Swiss Light Source
The Swiss Light Source (SLS) at the Paul Scherrer Institut houses a machine called a synchrotron that produces extremely bright light for scientific research. In designing the SLS, a high priority was given to quality (high brightness), flexibility (wide wavelength spectrum) and stability (very stable temperature conditions) of the primary electron beam and the secondary photon beams. It acts both as a giant microscope and as a multi-coloured micro-spotlight. It allows researchers from industry and academia to delve into previously unexplored reaches of science: for example, it can be used to decode the structure of proteins or to investigate the characteristics of superconductors – and all this happens at sizes down to one millionth of a millimetre!
bird's eye view of PSI with the SLS in front
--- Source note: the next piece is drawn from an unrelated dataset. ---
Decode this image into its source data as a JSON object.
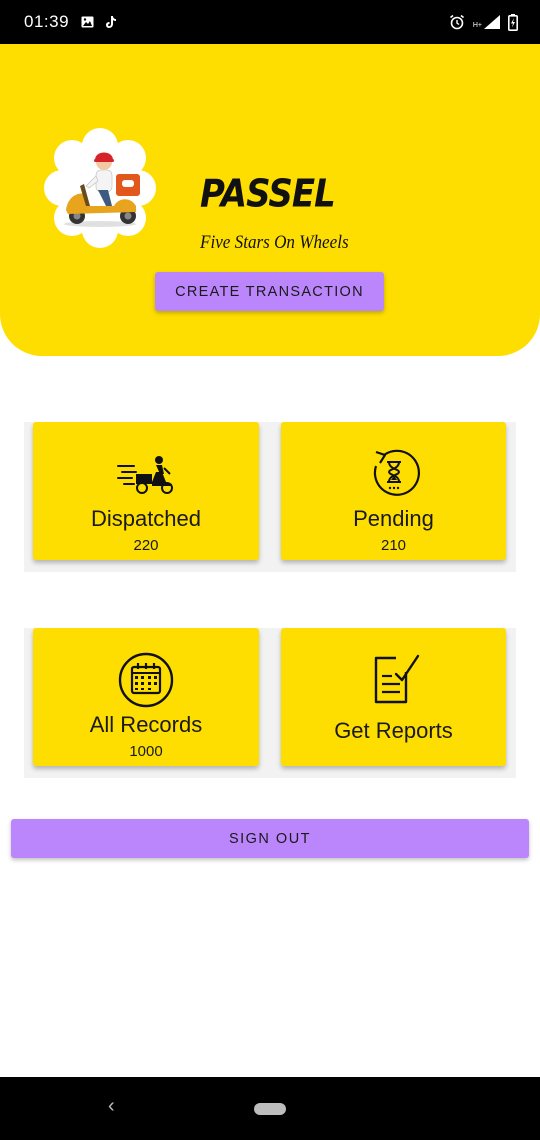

With an energy of 2.4 GeV, it provides photon beams of high brightness for research in materials science, biology and chemistry.